Microsoft has been pushing the idea of a unified operating system for a very long time – and that philosophy extends to their approach on just about everything else. Take, for instance, Project Rome. The project was built with the idea that users should be able to take their experience in an app and seamlessly transition to another device, all without having to re-learn the interface.
Rome is something that has a whole lot of potential to make the lives of developers easier, so it’s a good thing that it’s come to Android for those developers to dig into.

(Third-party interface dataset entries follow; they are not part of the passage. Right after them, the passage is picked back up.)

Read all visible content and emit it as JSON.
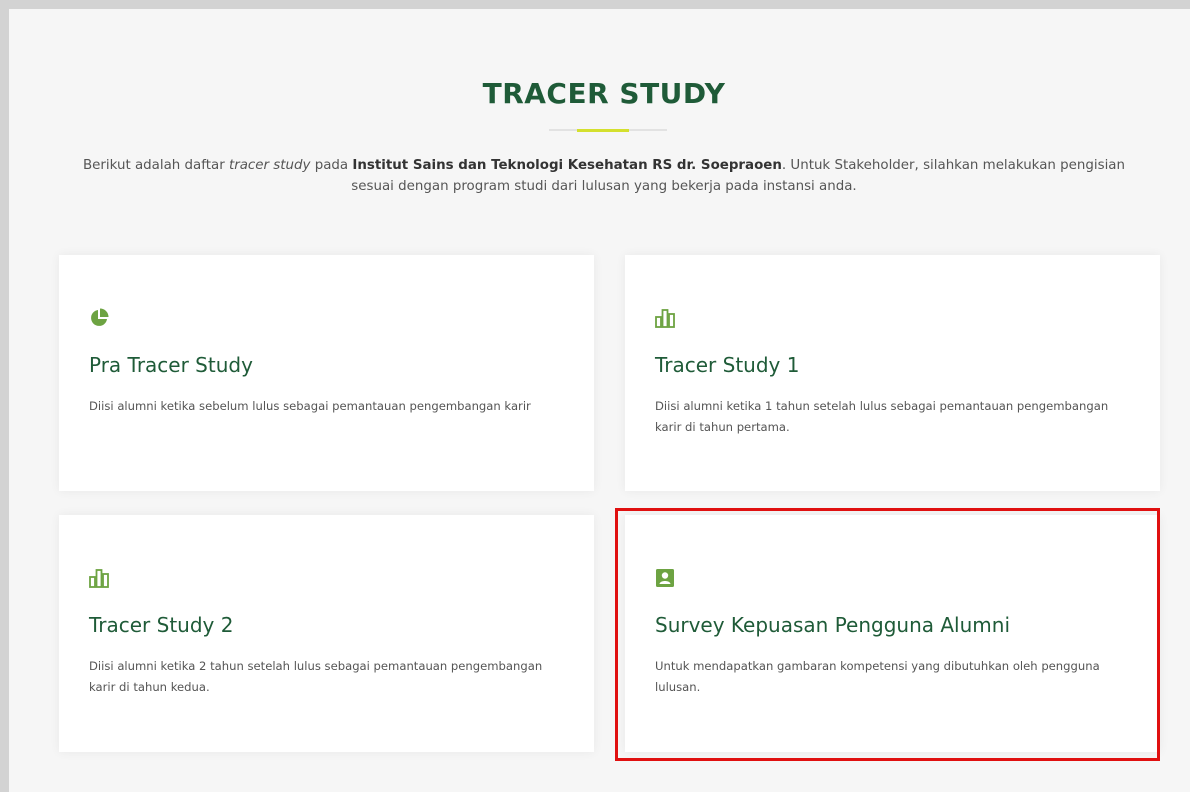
{
  "section": {
    "title": "TRACER STUDY",
    "intro": {
      "part1": "Berikut adalah daftar ",
      "italic": "tracer study",
      "part2": " pada ",
      "bold": "Institut Sains dan Teknologi Kesehatan RS dr. Soepraoen",
      "part3": ". Untuk Stakeholder, silahkan melakukan pengisian sesuai dengan program studi dari lulusan yang bekerja pada instansi anda."
    }
  },
  "cards": [
    {
      "icon": "pie-chart-icon",
      "title": "Pra Tracer Study",
      "description": "Diisi alumni ketika sebelum lulus sebagai pemantauan pengembangan karir"
    },
    {
      "icon": "bar-chart-icon",
      "title": "Tracer Study 1",
      "description": "Diisi alumni ketika 1 tahun setelah lulus sebagai pemantauan pengembangan karir di tahun pertama."
    },
    {
      "icon": "bar-chart-icon",
      "title": "Tracer Study 2",
      "description": "Diisi alumni ketika 2 tahun setelah lulus sebagai pemantauan pengembangan karir di tahun kedua."
    },
    {
      "icon": "person-square-icon",
      "title": "Survey Kepuasan Pengguna Alumni",
      "description": "Untuk mendapatkan gambaran kompetensi yang dibutuhkan oleh pengguna lulusan."
    }
  ],
  "colors": {
    "icon_green": "#6da342",
    "title_green": "#1f5b38",
    "accent_line": "#d4e02e",
    "highlight_border": "#e01010"
  }
}
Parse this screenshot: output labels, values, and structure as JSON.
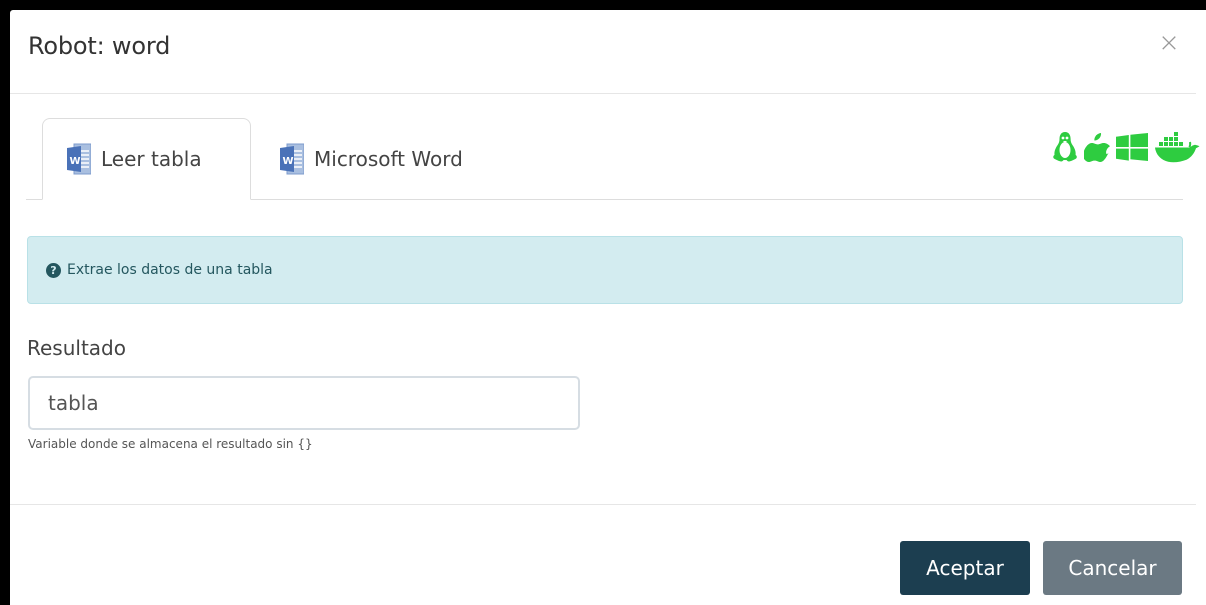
{
  "modal": {
    "title": "Robot: word",
    "close_glyph": "×"
  },
  "tabs": [
    {
      "label": "Leer tabla",
      "icon": "word-icon",
      "active": true
    },
    {
      "label": "Microsoft Word",
      "icon": "word-icon",
      "active": false
    }
  ],
  "platform_icons": {
    "items": [
      "linux-icon",
      "apple-icon",
      "windows-icon",
      "docker-icon"
    ],
    "color": "#2ecc40"
  },
  "info_alert": {
    "icon": "question-circle-icon",
    "text": "Extrae los datos de una tabla"
  },
  "form": {
    "result_label": "Resultado",
    "result_value": "tabla",
    "result_help": "Variable donde se almacena el resultado sin {}"
  },
  "footer": {
    "accept_label": "Aceptar",
    "cancel_label": "Cancelar"
  },
  "colors": {
    "accept_button": "#1c3e50",
    "cancel_button": "#6b7983",
    "alert_background": "#d3ecf0",
    "word_blue": "#4a72b8"
  }
}
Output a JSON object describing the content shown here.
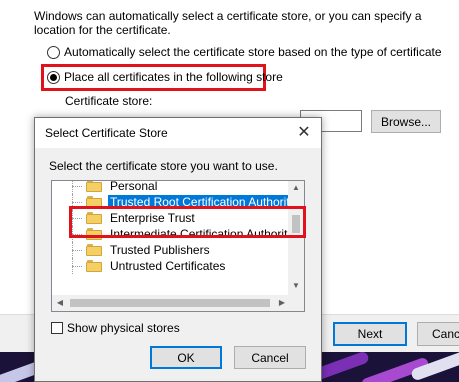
{
  "wizard": {
    "description": "Windows can automatically select a certificate store, or you can specify a location for the certificate.",
    "option_auto": "Automatically select the certificate store based on the type of certificate",
    "option_manual": "Place all certificates in the following store",
    "store_label": "Certificate store:",
    "browse_button": "Browse...",
    "next_button": "Next",
    "cancel_button": "Canc"
  },
  "dialog": {
    "title": "Select Certificate Store",
    "prompt": "Select the certificate store you want to use.",
    "stores": [
      {
        "label": "Personal",
        "selected": false
      },
      {
        "label": "Trusted Root Certification Authorities",
        "selected": true
      },
      {
        "label": "Enterprise Trust",
        "selected": false
      },
      {
        "label": "Intermediate Certification Authorities",
        "selected": false
      },
      {
        "label": "Trusted Publishers",
        "selected": false
      },
      {
        "label": "Untrusted Certificates",
        "selected": false
      }
    ],
    "show_physical_label": "Show physical stores",
    "show_physical_checked": false,
    "ok_button": "OK",
    "cancel_button": "Cancel"
  },
  "colors": {
    "highlight": "#e0121c",
    "selection": "#0078d7"
  }
}
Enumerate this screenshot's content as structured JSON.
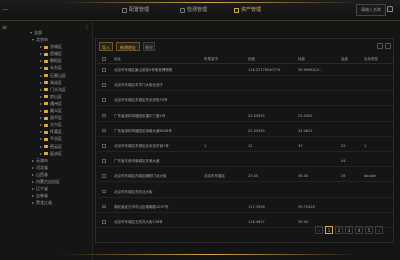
{
  "header": {
    "brand": "…",
    "nav": [
      "配置管理",
      "检测管理",
      "资产管理"
    ],
    "search_placeholder": "请输入名称"
  },
  "sidebar": {
    "root_label": "全部",
    "items": [
      {
        "label": "北京市",
        "depth": 1,
        "expanded": true
      },
      {
        "label": "东城区",
        "depth": 2
      },
      {
        "label": "西城区",
        "depth": 2
      },
      {
        "label": "朝阳区",
        "depth": 2
      },
      {
        "label": "丰台区",
        "depth": 2
      },
      {
        "label": "石景山区",
        "depth": 2
      },
      {
        "label": "海淀区",
        "depth": 2
      },
      {
        "label": "门头沟区",
        "depth": 2
      },
      {
        "label": "房山区",
        "depth": 2
      },
      {
        "label": "通州区",
        "depth": 2
      },
      {
        "label": "顺义区",
        "depth": 2
      },
      {
        "label": "昌平区",
        "depth": 2
      },
      {
        "label": "大兴区",
        "depth": 2
      },
      {
        "label": "怀柔区",
        "depth": 2
      },
      {
        "label": "平谷区",
        "depth": 2
      },
      {
        "label": "密云区",
        "depth": 2
      },
      {
        "label": "延庆区",
        "depth": 2
      },
      {
        "label": "天津市",
        "depth": 1
      },
      {
        "label": "河北省",
        "depth": 1
      },
      {
        "label": "山西省",
        "depth": 1
      },
      {
        "label": "内蒙古自治区",
        "depth": 1
      },
      {
        "label": "辽宁省",
        "depth": 1
      },
      {
        "label": "吉林省",
        "depth": 1
      },
      {
        "label": "黑龙江省",
        "depth": 1
      }
    ]
  },
  "toolbar": {
    "import": "导入",
    "add": "新增地址",
    "delete": "删除"
  },
  "table": {
    "headers": [
      "地址",
      "所属省市",
      "经度",
      "纬度",
      "高度",
      "坐标类型"
    ],
    "rows": [
      [
        "北京市东城区景山前街4号故宫博物院",
        "",
        "116.22776540774",
        "39.9996410...",
        "",
        ""
      ],
      [
        "北京市东城区东华门大街北池子",
        "",
        "",
        "",
        "",
        ""
      ],
      [
        "北京市东城区东城区东长安街33号",
        "",
        "",
        "",
        "",
        ""
      ],
      [
        "广东省深圳市福田区福中三路1号",
        "",
        "22.54555",
        "23.5452",
        "",
        ""
      ],
      [
        "广东省深圳市福田区深南大道6008号",
        "",
        "22.54545",
        "34.4612",
        "",
        ""
      ],
      [
        "北京市东城区东城区北京站东街1号",
        "1",
        "12",
        "33",
        "22",
        "1"
      ],
      [
        "广东省东莞市南城区东莞大道",
        "",
        "",
        "",
        "44",
        ""
      ],
      [
        "北京市东城区内城区朝阳门北大街",
        "北京市东城区",
        "23.45",
        "36.45",
        "26",
        "double"
      ],
      [
        "北京市东城区东四北大街",
        "",
        "",
        "",
        "",
        ""
      ],
      [
        "湖北省武汉市洪山区珞喻路1037号",
        "",
        "117.3556",
        "39.75426",
        "",
        ""
      ],
      [
        "北京市东城区王府井大街138号",
        "",
        "116.4637",
        "39.94",
        "",
        ""
      ]
    ]
  },
  "pagination": {
    "pages": [
      "1",
      "2",
      "3",
      "4",
      "5"
    ],
    "current": "1"
  }
}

The Project Rome Android SDK was announced in a blog post recently, and it’s ready to go for the developers who want to give it a shot.
Announcing Project Rome Android SDK https://t.co/yt3Kn9xfka pic.twitter.com/gVsVs858Bl
— Windows Blogs (@windowsblog) February 8, 2017
The blog post contains a ton of code snippets for you to read over if you’re interested in digging into all of the technical details that will teach you how Rome ticks. If you’re looking to grab the Project Rome SDK for yourself so you can get to developing, you can pick it up on GitHub. Like everything on GitHub, this is open source – feel free to add onto it as you like.